TRY IT: Repeat the listing below exactly.

PROVIDED DATA:
--- START ---
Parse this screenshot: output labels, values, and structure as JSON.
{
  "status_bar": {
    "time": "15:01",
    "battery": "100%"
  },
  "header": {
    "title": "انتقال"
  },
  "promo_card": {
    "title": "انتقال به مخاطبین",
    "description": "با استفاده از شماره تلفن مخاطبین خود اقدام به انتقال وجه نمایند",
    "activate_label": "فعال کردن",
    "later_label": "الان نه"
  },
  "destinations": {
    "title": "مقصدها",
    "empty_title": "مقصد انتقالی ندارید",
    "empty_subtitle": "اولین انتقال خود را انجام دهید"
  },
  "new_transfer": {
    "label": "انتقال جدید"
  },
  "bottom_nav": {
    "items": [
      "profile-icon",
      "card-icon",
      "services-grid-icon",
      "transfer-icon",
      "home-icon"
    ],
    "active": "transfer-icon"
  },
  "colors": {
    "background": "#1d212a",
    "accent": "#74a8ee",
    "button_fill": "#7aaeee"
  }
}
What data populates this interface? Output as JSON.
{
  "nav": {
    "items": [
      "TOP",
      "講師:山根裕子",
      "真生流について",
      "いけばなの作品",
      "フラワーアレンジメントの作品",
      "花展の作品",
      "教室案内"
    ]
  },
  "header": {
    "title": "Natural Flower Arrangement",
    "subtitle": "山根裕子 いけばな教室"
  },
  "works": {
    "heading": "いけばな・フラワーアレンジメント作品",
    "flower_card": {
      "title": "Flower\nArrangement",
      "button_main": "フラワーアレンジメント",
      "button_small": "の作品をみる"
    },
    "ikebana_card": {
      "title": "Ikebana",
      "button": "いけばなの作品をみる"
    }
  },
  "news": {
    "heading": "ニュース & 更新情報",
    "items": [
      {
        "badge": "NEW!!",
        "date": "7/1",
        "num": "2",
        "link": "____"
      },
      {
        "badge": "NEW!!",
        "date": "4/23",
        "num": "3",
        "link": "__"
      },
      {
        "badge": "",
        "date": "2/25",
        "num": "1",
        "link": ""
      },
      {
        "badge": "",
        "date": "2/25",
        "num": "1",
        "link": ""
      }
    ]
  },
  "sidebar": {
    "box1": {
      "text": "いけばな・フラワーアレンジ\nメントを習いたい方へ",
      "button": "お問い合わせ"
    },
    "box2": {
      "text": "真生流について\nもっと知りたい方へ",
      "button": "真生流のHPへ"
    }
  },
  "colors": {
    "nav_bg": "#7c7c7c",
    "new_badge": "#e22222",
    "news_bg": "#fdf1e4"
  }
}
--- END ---
EXERCISE SOLUTION:
Parse this screenshot: output labels, values, and structure as JSON.
{
  "status_bar": {
    "time": "15:01",
    "battery": "100%"
  },
  "header": {
    "title": "انتقال"
  },
  "promo_card": {
    "title": "انتقال به مخاطبین",
    "description": "با استفاده از شماره تلفن مخاطبین خود اقدام به انتقال وجه نمایند",
    "activate_label": "فعال کردن",
    "later_label": "الان نه"
  },
  "destinations": {
    "title": "مقصدها",
    "empty_title": "مقصد انتقالی ندارید",
    "empty_subtitle": "اولین انتقال خود را انجام دهید"
  },
  "new_transfer": {
    "label": "انتقال جدید"
  },
  "bottom_nav": {
    "items": [
      "profile-icon",
      "card-icon",
      "services-grid-icon",
      "transfer-icon",
      "home-icon"
    ],
    "active": "transfer-icon"
  },
  "colors": {
    "background": "#1d212a",
    "accent": "#74a8ee",
    "button_fill": "#7aaeee"
  }
}
What data populates this interface? Output as JSON.
{
  "nav": {
    "items": [
      "TOP",
      "講師:山根裕子",
      "真生流について",
      "いけばなの作品",
      "フラワーアレンジメントの作品",
      "花展の作品",
      "教室案内"
    ]
  },
  "header": {
    "title": "Natural Flower Arrangement",
    "subtitle": "山根裕子 いけばな教室"
  },
  "works": {
    "heading": "いけばな・フラワーアレンジメント作品",
    "flower_card": {
      "title": "Flower\nArrangement",
      "button_main": "フラワーアレンジメント",
      "button_small": "の作品をみる"
    },
    "ikebana_card": {
      "title": "Ikebana",
      "button": "いけばなの作品をみる"
    }
  },
  "news": {
    "heading": "ニュース & 更新情報",
    "items": [
      {
        "badge": "NEW!!",
        "date": "7/1",
        "num": "2",
        "link": "____"
      },
      {
        "badge": "NEW!!",
        "date": "4/23",
        "num": "3",
        "link": "__"
      },
      {
        "badge": "",
        "date": "2/25",
        "num": "1",
        "link": ""
      },
      {
        "badge": "",
        "date": "2/25",
        "num": "1",
        "link": ""
      }
    ]
  },
  "sidebar": {
    "box1": {
      "text": "いけばな・フラワーアレンジ\nメントを習いたい方へ",
      "button": "お問い合わせ"
    },
    "box2": {
      "text": "真生流について\nもっと知りたい方へ",
      "button": "真生流のHPへ"
    }
  },
  "colors": {
    "nav_bg": "#7c7c7c",
    "new_badge": "#e22222",
    "news_bg": "#fdf1e4"
  }
}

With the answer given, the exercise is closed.